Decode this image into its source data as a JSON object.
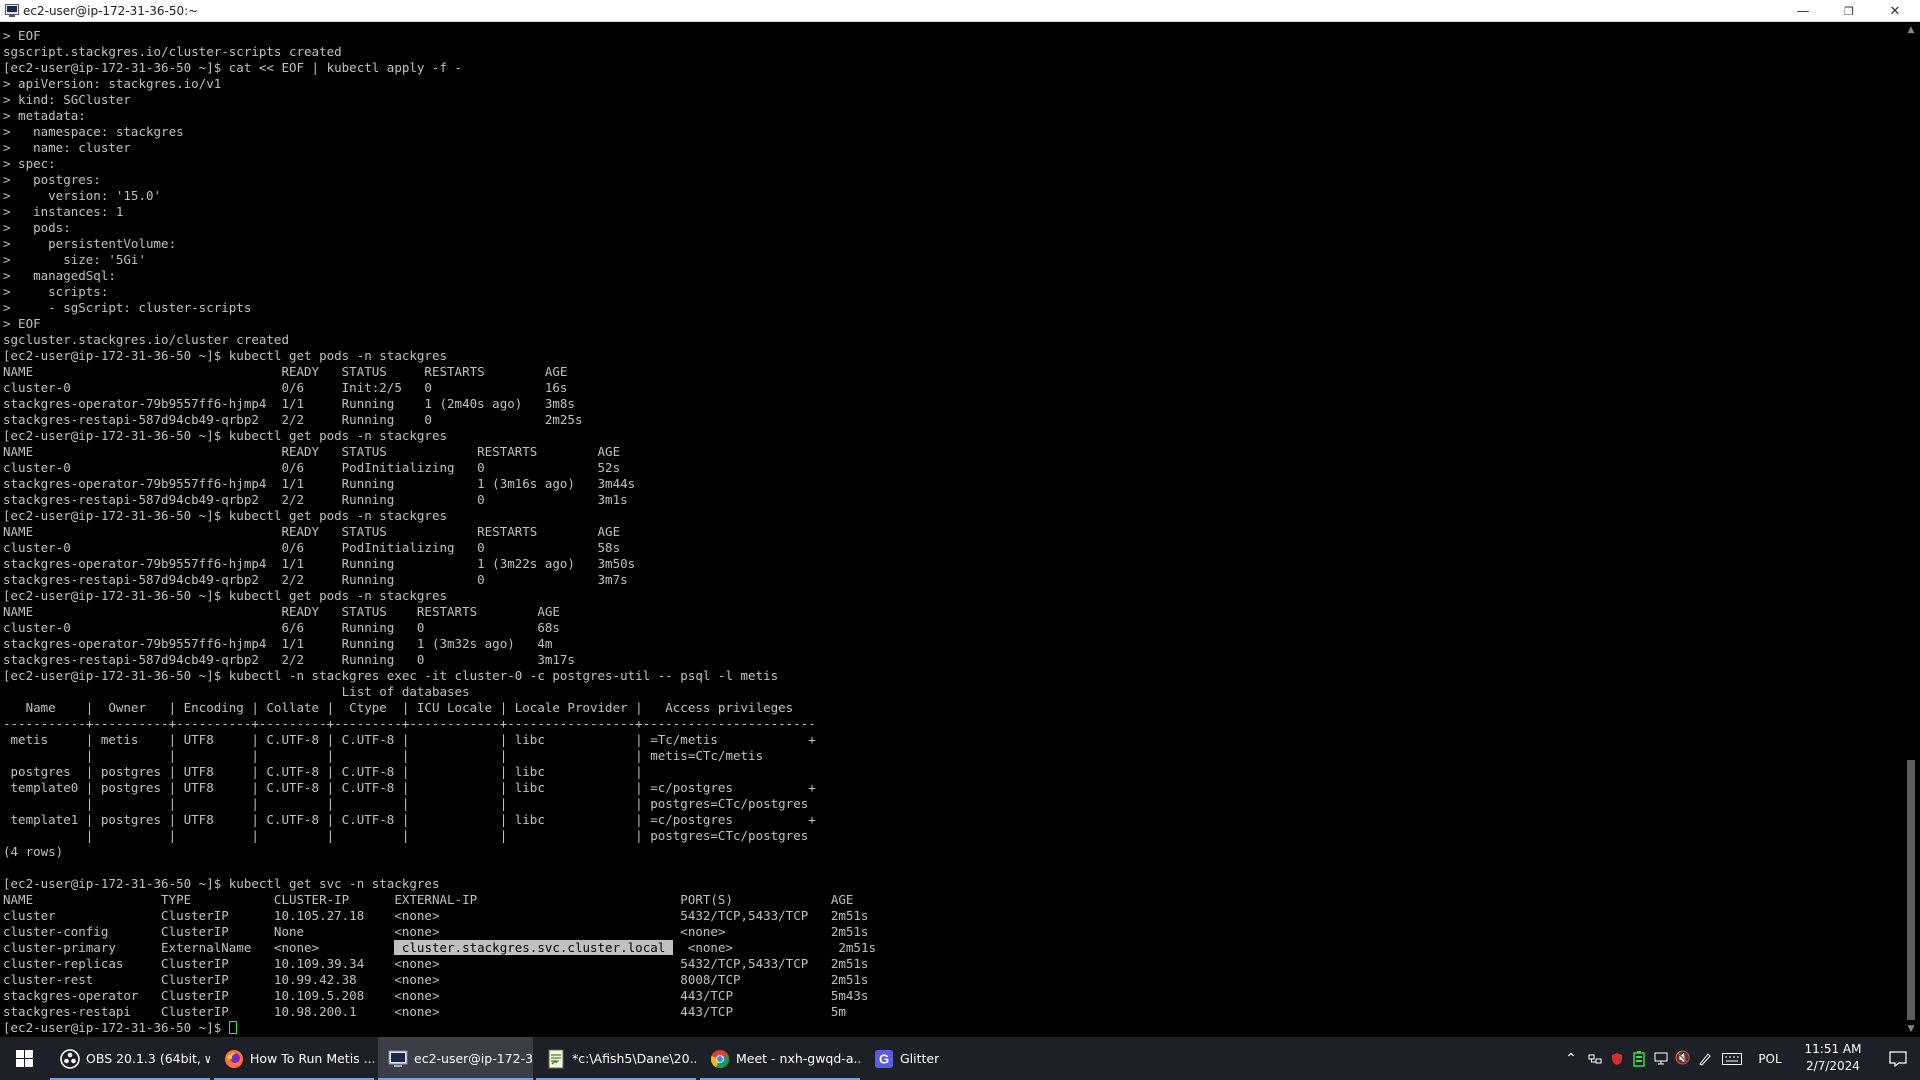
{
  "window": {
    "title": "ec2-user@ip-172-31-36-50:~",
    "minimize_glyph": "—",
    "restore_glyph": "❐",
    "close_glyph": "✕"
  },
  "terminal": {
    "prompt_text": "[ec2-user@ip-172-31-36-50 ~]$ ",
    "lines": [
      [
        {
          "t": "> EOF"
        }
      ],
      [
        {
          "t": "sgscript.stackgres.io/cluster-scripts created"
        }
      ],
      [
        {
          "t": "[ec2-user@ip-172-31-36-50 ~]$ cat << EOF | kubectl apply -f -"
        }
      ],
      [
        {
          "t": "> apiVersion: stackgres.io/v1"
        }
      ],
      [
        {
          "t": "> kind: SGCluster"
        }
      ],
      [
        {
          "t": "> metadata:"
        }
      ],
      [
        {
          "t": ">   namespace: stackgres"
        }
      ],
      [
        {
          "t": ">   name: cluster"
        }
      ],
      [
        {
          "t": "> spec:"
        }
      ],
      [
        {
          "t": ">   postgres:"
        }
      ],
      [
        {
          "t": ">     version: '15.0'"
        }
      ],
      [
        {
          "t": ">   instances: 1"
        }
      ],
      [
        {
          "t": ">   pods:"
        }
      ],
      [
        {
          "t": ">     persistentVolume:"
        }
      ],
      [
        {
          "t": ">       size: '5Gi'"
        }
      ],
      [
        {
          "t": ">   managedSql:"
        }
      ],
      [
        {
          "t": ">     scripts:"
        }
      ],
      [
        {
          "t": ">     - sgScript: cluster-scripts"
        }
      ],
      [
        {
          "t": "> EOF"
        }
      ],
      [
        {
          "t": "sgcluster.stackgres.io/cluster created"
        }
      ],
      [
        {
          "t": "[ec2-user@ip-172-31-36-50 ~]$ kubectl get pods -n stackgres"
        }
      ],
      [
        {
          "t": "NAME                                 READY   STATUS     RESTARTS        AGE"
        }
      ],
      [
        {
          "t": "cluster-0                            0/6     Init:2/5   0               16s"
        }
      ],
      [
        {
          "t": "stackgres-operator-79b9557ff6-hjmp4  1/1     Running    1 (2m40s ago)   3m8s"
        }
      ],
      [
        {
          "t": "stackgres-restapi-587d94cb49-qrbp2   2/2     Running    0               2m25s"
        }
      ],
      [
        {
          "t": "[ec2-user@ip-172-31-36-50 ~]$ kubectl get pods -n stackgres"
        }
      ],
      [
        {
          "t": "NAME                                 READY   STATUS            RESTARTS        AGE"
        }
      ],
      [
        {
          "t": "cluster-0                            0/6     PodInitializing   0               52s"
        }
      ],
      [
        {
          "t": "stackgres-operator-79b9557ff6-hjmp4  1/1     Running           1 (3m16s ago)   3m44s"
        }
      ],
      [
        {
          "t": "stackgres-restapi-587d94cb49-qrbp2   2/2     Running           0               3m1s"
        }
      ],
      [
        {
          "t": "[ec2-user@ip-172-31-36-50 ~]$ kubectl get pods -n stackgres"
        }
      ],
      [
        {
          "t": "NAME                                 READY   STATUS            RESTARTS        AGE"
        }
      ],
      [
        {
          "t": "cluster-0                            0/6     PodInitializing   0               58s"
        }
      ],
      [
        {
          "t": "stackgres-operator-79b9557ff6-hjmp4  1/1     Running           1 (3m22s ago)   3m50s"
        }
      ],
      [
        {
          "t": "stackgres-restapi-587d94cb49-qrbp2   2/2     Running           0               3m7s"
        }
      ],
      [
        {
          "t": "[ec2-user@ip-172-31-36-50 ~]$ kubectl get pods -n stackgres"
        }
      ],
      [
        {
          "t": "NAME                                 READY   STATUS    RESTARTS        AGE"
        }
      ],
      [
        {
          "t": "cluster-0                            6/6     Running   0               68s"
        }
      ],
      [
        {
          "t": "stackgres-operator-79b9557ff6-hjmp4  1/1     Running   1 (3m32s ago)   4m"
        }
      ],
      [
        {
          "t": "stackgres-restapi-587d94cb49-qrbp2   2/2     Running   0               3m17s"
        }
      ],
      [
        {
          "t": "[ec2-user@ip-172-31-36-50 ~]$ kubectl -n stackgres exec -it cluster-0 -c postgres-util -- psql -l metis"
        }
      ],
      [
        {
          "t": "                                             List of databases"
        }
      ],
      [
        {
          "t": "   Name    |  Owner   | Encoding | Collate |  Ctype  | ICU Locale | Locale Provider |   Access privileges"
        }
      ],
      [
        {
          "t": "-----------+----------+----------+---------+---------+------------+-----------------+-----------------------"
        }
      ],
      [
        {
          "t": " metis     | metis    | UTF8     | C.UTF-8 | C.UTF-8 |            | libc            | =Tc/metis            +"
        }
      ],
      [
        {
          "t": "           |          |          |         |         |            |                 | metis=CTc/metis"
        }
      ],
      [
        {
          "t": " postgres  | postgres | UTF8     | C.UTF-8 | C.UTF-8 |            | libc            |"
        }
      ],
      [
        {
          "t": " template0 | postgres | UTF8     | C.UTF-8 | C.UTF-8 |            | libc            | =c/postgres          +"
        }
      ],
      [
        {
          "t": "           |          |          |         |         |            |                 | postgres=CTc/postgres"
        }
      ],
      [
        {
          "t": " template1 | postgres | UTF8     | C.UTF-8 | C.UTF-8 |            | libc            | =c/postgres          +"
        }
      ],
      [
        {
          "t": "           |          |          |         |         |            |                 | postgres=CTc/postgres"
        }
      ],
      [
        {
          "t": "(4 rows)"
        }
      ],
      [
        {
          "t": ""
        }
      ],
      [
        {
          "t": "[ec2-user@ip-172-31-36-50 ~]$ kubectl get svc -n stackgres"
        }
      ],
      [
        {
          "t": "NAME                 TYPE           CLUSTER-IP      EXTERNAL-IP                           PORT(S)             AGE"
        }
      ],
      [
        {
          "t": "cluster              ClusterIP      10.105.27.18    <none>                                5432/TCP,5433/TCP   2m51s"
        }
      ],
      [
        {
          "t": "cluster-config       ClusterIP      None            <none>                                <none>              2m51s"
        }
      ],
      [
        {
          "t": "cluster-primary      ExternalName   <none>          "
        },
        {
          "t": " cluster.stackgres.svc.cluster.local ",
          "sel": true
        },
        {
          "t": "  <none>              2m51s"
        }
      ],
      [
        {
          "t": "cluster-replicas     ClusterIP      10.109.39.34    <none>                                5432/TCP,5433/TCP   2m51s"
        }
      ],
      [
        {
          "t": "cluster-rest         ClusterIP      10.99.42.38     <none>                                8008/TCP            2m51s"
        }
      ],
      [
        {
          "t": "stackgres-operator   ClusterIP      10.109.5.208    <none>                                443/TCP             5m43s"
        }
      ],
      [
        {
          "t": "stackgres-restapi    ClusterIP      10.98.200.1     <none>                                443/TCP             5m"
        }
      ]
    ]
  },
  "taskbar": {
    "items": [
      {
        "label": "OBS 20.1.3 (64bit, w...",
        "icon": "obs-icon",
        "color": "#ffffff"
      },
      {
        "label": "How To Run Metis ...",
        "icon": "firefox-icon",
        "color": "#ff7139"
      },
      {
        "label": "ec2-user@ip-172-3...",
        "icon": "terminal-icon",
        "color": "#b0c4de"
      },
      {
        "label": "*c:\\Afish5\\Dane\\20...",
        "icon": "notepad-icon",
        "color": "#8bc34a"
      },
      {
        "label": "Meet - nxh-gwqd-a...",
        "icon": "chrome-icon",
        "color": "#4285f4"
      },
      {
        "label": "Glitter",
        "icon": "glitter-icon",
        "color": "#5c5ce0"
      }
    ],
    "tray": {
      "language": "POL",
      "time": "11:51 AM",
      "date": "2/7/2024",
      "chevron_glyph": "⌃",
      "volume_glyph": "🔇"
    }
  }
}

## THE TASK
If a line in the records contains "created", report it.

## SOLUTION FOR THIS PROBLEM
          "t": "sgscript.stackgres.io/cluster-scripts created"
          "t": "sgcluster.stackgres.io/cluster created"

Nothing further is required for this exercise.